In a comical YouTube video that has since been taken down, technologist Austin Meyer read aloud from a newspaper that blocked the entire view out the windshield of his Tesla Model S. The car is running on Autopilot, steering itself as well as keeping acceleration steady. But instead of demonstrating that hands-off control of self-driving cars is ready for prime time, Meyer was making the point that watching the road is still mandatory for safe driving, even in robotic cars. He in fact used a spotter in a pace car and drove on a sparsely traveled private road to pull off his newspaper stunt.
That’s because vehicles with autonomous capabilities still aren’t up to the task of everyday driving, as more recent and serious events have illustrated. On May 7, Joshua D. Brown died while driving his Tesla Model S in self-driving mode. Initial reports indicate that the car’s cameras could not distinguish the white side of a turning tractor-trailer rig from the sky, or may have identified it as an overhead sign, so the car’s brakes were not activated. The National Highway Transportation Safety Administration has launched an investigation.
The crash has called attention to what those working on human-machine interaction already know: Much more work needs to be done to line up human expectations with fast-evolving robotic capabilities. The study of how to optimize human-robot interaction, or HRI, is a central challenge now facing both robot designers and users.
The Perception Problem
Perceptions, both human and robot, are at the heart of the HRI challenge. On the human side, says Sanjiv Singh, a research professor at Carnegie Mellon University’s Robotics Institute and CEO of drone startup Near Earth Autonomy, is a gap between the perceived abilities of robots like self-driving cars and their actual capabilities. “One of the dangers of automation,” says Singh, “is that people sometimes ascribe more intelligence to the automation than is really there.” And that can get people into trouble.
Singh cites a case where sponsors of an experimental autonomous lawn mower visited his lab at Carnegie Mellon to see a demonstration. After a few minutes of watching the mower, the sponsors grew comfortable enough with it to stop paying attention, even turning their backs to the golf-cart-size machine and its whirling blades as they excitedly discussed its potential. “We had to tell them,” recalls Singh, “this is a piece of heavy machinery that’s operating within feet of you.
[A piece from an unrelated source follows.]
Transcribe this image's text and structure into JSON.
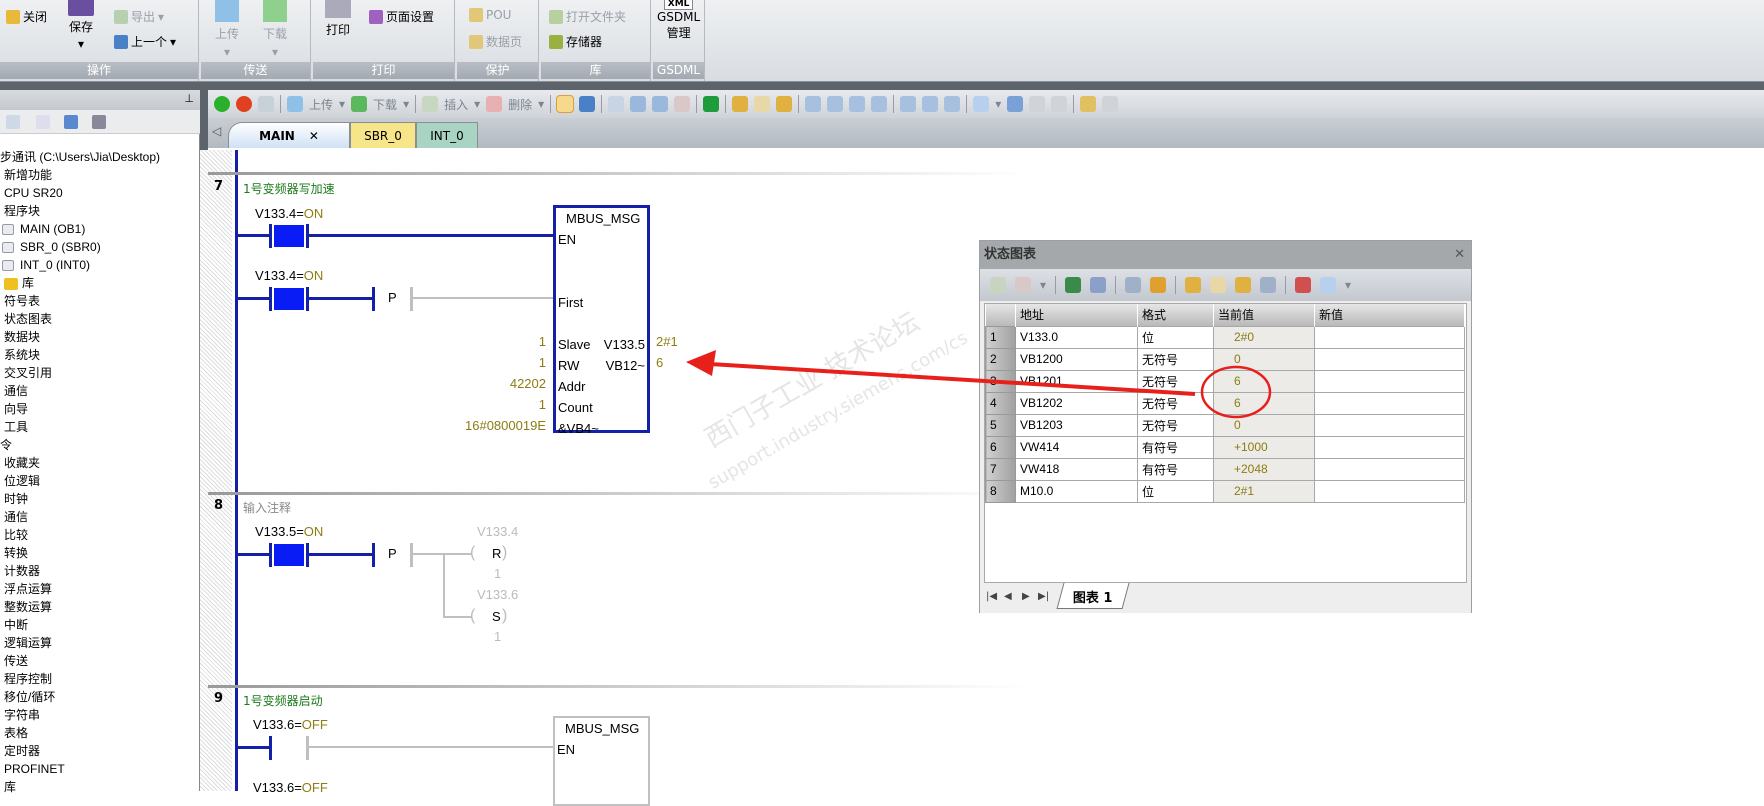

It could have an error.” The tendency is for humans to get too relaxed too quickly around potentially dangerous robots if they initially appear competent, which is something that Singh himself experienced while riding in an experimental autonomous car created by Google.
The limitation of software controlling autonomous vehicles, says Singh, is that although it may perform well in predictable conditions, it may not react so predictably — or at all — in unforeseen circumstances. For that reason a human has to keep a close watch and be ready to take over. And for a driver lulled into complacency, reaction may come too late to avoid an accident.
Thomas Sheridan, a professor emeritus of mechanical engineering at MIT, has studied human factors and HRI in a career going back to the 1950s, when he worked on airplane cockpit design in the U.S. Air Force. He cites studies showing that humans do not in fact react quickly enough to take over from misbehaving robots to prevent problems from occurring. “If there’s too little to do, a person just loses interest,” he says. This means human intervention won’t occur until it’s too late. “Keeping the human in the loop if the human’s got nothing to do is a virtual impossibility.”
Then, too, there is the problem of robot perception. “Right now we’re using lidar, cameras, radar. These are the three sensing modalities that are most in use,” explains Singh. All three are susceptible to errors caused by environmental changes. “A puddle on a road can create a complete black hole for a vehicle that’s driving using lidar,” for example, says Singh. “Water absorbs lidar and you will get no returns back from a puddle.”
Moving Toward Solutions
Sheridan suggests task sharing as a good principle for human-robot interaction because it keeps humans in the loop and interested enough in the task at hand to be ready to take control if necessary. Rather than take over completely, says Sheridan by way of example, “a smart cruise control very precisely takes care of the longitudinal control for you while you steer.”
Another advantage of task sharing, besides increased safety, is that it allows robotics developers to test their systems in the real world with fewer negative consequences. “It’s a good way to mature the technology because you get to learn over long periods of time what the failure modes are,” says Singh of systems that assist with the task of driving without taking control. “You can get started without actually having 100% reliability.”
Overall, says Sheridan, more research is needed to learn not only how robots behave, but how people interact with them as well. As he puts in in his paper, Human-Robot Interaction: Status and Challenges, “With regard to mental models, that is, what operators are thinking, what they know, whether they misunderstand, and so on, research is critical as systems get more complex and the stakes get higher.”
In the meantime, better catch up on your reading after you get home.